During the social indicator trend of the 1970’s, specifically in the US government, ‘Choices of indicators were not selected explicitly to address defined policy objectives, nor were they linked to policy proposals in areas where there was a public commitment to action. Indicators were not designed to characterize issues narrowly or to evaluate policies. The choices of what indicators to include may have represented results of negotiation among agency and social report staff but the task had not included public and Congressional debate. Thus, the implications of the indicators were neither salient nor known to these audiences. Moreover, there was no public obligation to examine the data during policy debate in a way that might have forced their linkage to issues.’
This is a quote from Judith Eleanor Innes’s Knowledge and Public Policy: The Search for Meaningful Indicators and it has helped me think through the idea of altmetrics for public services. In academia altmetrics is the practice of looking at the social and cultural impact of research publications by gathering data about citations from around the web- it is an extension of looking at the impact of research by the number of citations in research publications- but we can reimagine altmetrics in public services as citations made in different ways. Maybe something along the lines of… citations made is services accessed that made a positive impact on someone’s life or citations made is the sentiment from web and social media content created by citizens and stakeholders. See what I mean? Stick with me. I acknowledge these are not fully formed ideas but I think they have teeth and there are miles of space for discussion.
Some current national indicators, like ‘Widen use of the Internet’, are measured against the results of just one piece of research- the Scottish Household Survey (SHS). Of the 17,000 people asked to take part in the household survey, nearly 6,000 don’t follow through. The people approached to take part are as a random selection as possible in order to give everyone an opportunity to be selected. An issue, however, is the responses that are taken must be representative and for that reason, weighting is applied to the responses from profiles of people who tend to not take up the offer to take part in the research. For example, 60% of the interview invitations are taken up by older women with men aged 16-25 hardly taking part so the responses of men aged 16-25 are weighted as 1.2 of a response. The weighting of some answers may be considered representative in a traditional analytical community but how can government look at altmetrics for indicators like ‘Widen use of the internet’, which is ripe for near real time subjective data collection through agencies working largely with the populations who don’t take part in SHS. What creative alternative ways could other indicator owners tap into technology and digital tools that collect all kinds of data to complement single sources of information by which the indicator is measured?
Here are two ways we might look at altmetrics for Scottish public services:
- Social listening: I’ve been talking about this for some time. Social listening and online community management are pretty standard in the commercial sector. Could this same kind of activity be carried out in public services to inform how well they are performing? It might not be so straightforward right now as social listening in government bodies is a grey area.
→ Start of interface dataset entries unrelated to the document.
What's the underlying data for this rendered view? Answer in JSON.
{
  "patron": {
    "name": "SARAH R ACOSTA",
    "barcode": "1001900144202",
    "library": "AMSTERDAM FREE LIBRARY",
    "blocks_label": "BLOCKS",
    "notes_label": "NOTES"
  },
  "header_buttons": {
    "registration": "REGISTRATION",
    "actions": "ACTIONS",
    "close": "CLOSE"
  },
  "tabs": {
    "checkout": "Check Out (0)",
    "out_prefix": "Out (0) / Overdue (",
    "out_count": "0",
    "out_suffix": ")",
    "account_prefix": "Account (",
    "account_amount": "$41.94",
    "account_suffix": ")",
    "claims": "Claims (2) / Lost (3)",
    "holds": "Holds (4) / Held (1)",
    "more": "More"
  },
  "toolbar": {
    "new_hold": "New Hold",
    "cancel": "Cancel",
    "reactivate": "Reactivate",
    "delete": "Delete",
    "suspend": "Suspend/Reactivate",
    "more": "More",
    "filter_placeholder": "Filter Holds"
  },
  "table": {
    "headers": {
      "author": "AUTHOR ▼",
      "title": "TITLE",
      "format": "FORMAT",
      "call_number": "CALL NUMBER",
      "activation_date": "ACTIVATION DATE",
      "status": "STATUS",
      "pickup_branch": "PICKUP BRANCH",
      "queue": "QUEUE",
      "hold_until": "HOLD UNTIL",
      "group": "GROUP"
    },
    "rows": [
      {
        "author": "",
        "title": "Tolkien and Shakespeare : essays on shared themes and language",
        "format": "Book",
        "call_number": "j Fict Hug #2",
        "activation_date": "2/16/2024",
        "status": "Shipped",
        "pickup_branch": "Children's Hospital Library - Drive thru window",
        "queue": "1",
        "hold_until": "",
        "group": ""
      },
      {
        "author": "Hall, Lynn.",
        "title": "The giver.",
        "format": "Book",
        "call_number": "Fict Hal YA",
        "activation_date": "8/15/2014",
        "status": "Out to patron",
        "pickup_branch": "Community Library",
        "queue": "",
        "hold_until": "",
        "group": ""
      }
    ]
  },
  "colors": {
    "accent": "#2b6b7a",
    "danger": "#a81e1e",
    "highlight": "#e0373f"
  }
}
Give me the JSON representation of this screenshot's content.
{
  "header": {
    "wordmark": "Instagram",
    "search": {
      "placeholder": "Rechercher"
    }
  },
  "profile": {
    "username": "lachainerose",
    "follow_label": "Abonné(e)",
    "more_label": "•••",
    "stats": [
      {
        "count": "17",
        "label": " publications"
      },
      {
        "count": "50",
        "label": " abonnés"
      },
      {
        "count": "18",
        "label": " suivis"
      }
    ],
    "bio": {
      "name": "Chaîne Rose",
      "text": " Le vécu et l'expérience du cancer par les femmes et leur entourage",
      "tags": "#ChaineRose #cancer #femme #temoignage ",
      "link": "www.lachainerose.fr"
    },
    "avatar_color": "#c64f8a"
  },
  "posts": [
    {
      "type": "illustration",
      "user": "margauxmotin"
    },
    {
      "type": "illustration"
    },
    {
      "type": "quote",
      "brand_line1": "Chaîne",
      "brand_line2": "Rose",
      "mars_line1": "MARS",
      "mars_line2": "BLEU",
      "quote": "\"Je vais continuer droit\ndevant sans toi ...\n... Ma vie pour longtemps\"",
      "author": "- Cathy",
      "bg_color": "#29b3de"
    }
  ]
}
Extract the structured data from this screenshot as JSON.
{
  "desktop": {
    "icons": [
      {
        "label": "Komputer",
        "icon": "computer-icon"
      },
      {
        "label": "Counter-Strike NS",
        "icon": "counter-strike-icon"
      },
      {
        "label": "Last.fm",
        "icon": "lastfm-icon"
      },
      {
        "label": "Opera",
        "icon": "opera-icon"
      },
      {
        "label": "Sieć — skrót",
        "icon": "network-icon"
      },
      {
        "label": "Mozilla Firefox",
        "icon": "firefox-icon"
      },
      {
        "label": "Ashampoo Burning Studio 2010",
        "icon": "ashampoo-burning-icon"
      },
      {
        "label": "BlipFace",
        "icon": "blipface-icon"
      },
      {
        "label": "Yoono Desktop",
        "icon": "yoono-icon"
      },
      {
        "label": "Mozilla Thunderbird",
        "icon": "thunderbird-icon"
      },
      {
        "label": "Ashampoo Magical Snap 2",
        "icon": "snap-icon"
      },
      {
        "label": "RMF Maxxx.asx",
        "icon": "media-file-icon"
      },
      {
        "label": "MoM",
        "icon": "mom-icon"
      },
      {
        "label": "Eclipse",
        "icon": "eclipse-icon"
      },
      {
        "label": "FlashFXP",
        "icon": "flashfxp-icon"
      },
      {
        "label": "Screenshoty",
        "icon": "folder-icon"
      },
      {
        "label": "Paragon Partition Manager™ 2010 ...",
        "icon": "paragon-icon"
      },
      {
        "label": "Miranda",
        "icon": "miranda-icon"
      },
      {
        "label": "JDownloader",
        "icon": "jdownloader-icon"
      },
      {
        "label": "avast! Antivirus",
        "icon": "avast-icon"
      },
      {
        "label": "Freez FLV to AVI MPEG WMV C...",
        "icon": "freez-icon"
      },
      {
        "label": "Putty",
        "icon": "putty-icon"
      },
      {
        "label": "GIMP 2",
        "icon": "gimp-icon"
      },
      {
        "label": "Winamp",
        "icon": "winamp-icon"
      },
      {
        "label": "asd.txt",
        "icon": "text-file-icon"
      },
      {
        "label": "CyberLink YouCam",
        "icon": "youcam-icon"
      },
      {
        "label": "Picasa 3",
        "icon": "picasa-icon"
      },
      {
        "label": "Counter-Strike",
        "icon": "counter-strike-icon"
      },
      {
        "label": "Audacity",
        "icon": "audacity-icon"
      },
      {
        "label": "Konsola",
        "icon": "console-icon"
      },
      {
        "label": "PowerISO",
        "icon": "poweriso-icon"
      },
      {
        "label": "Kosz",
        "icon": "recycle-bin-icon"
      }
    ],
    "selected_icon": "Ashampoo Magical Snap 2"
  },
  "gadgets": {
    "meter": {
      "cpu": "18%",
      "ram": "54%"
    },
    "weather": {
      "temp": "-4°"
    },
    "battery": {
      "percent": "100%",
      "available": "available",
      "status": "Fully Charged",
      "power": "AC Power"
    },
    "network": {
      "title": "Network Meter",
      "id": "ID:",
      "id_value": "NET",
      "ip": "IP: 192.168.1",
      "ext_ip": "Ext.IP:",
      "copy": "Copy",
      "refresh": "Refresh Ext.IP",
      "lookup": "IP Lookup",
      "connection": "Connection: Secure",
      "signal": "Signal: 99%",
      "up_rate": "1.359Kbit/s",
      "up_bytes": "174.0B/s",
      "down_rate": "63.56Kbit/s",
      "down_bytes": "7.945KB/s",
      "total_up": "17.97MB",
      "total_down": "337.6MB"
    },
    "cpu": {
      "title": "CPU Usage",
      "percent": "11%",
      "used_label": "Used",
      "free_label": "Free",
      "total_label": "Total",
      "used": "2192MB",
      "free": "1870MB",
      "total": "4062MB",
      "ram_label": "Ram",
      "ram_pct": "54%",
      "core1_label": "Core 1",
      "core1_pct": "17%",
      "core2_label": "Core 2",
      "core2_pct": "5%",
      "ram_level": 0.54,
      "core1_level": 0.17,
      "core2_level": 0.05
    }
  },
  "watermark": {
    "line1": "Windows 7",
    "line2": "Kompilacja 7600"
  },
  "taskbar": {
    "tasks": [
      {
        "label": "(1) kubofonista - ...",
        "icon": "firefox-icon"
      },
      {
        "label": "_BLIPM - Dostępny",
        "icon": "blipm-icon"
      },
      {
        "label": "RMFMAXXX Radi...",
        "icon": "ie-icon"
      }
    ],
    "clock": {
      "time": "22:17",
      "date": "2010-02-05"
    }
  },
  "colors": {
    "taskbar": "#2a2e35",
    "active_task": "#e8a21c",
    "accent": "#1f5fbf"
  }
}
Is it actually spying when government does it? What can we do to make the rules and expectations around public service social listening clearer? Would data and information from social listening be good altmetrics for public services?
- Detailed data from public services: The creation and development of SCVO’s Good HQ could provide some incredible possibilities for using data to create altmetrics for national and local outcomes or indicators. The surge of open data activity in Scotland will also give us access to new information and creative ways to mash it up.
Though the social indicator movement has been seen by some as a failure, Innes says there is a legacy of the movement and that it helped clarify ‘more is required to inform policy than simply producing academically certified data and handing it to policy makers.’ Traditionally, at least at central government level, analysts have created a selection of indicators and outcomes based on things they know can be measured. As we go into a period of re-evaluating the Scottish National Outcomes tied up with the Community Empowerment (Scotland) Bill, let’s start thinking about the altmetrics that can be accessed to complement indicators and outcomes based on existing statistical research methods and topics. Let’s be creative and think about what we can bring into the mix. Something community based and dynamic, as real time as data can get and that can be used alongside traditional consultation as set out in the National Outcomes section of the Community Empowerment Bill.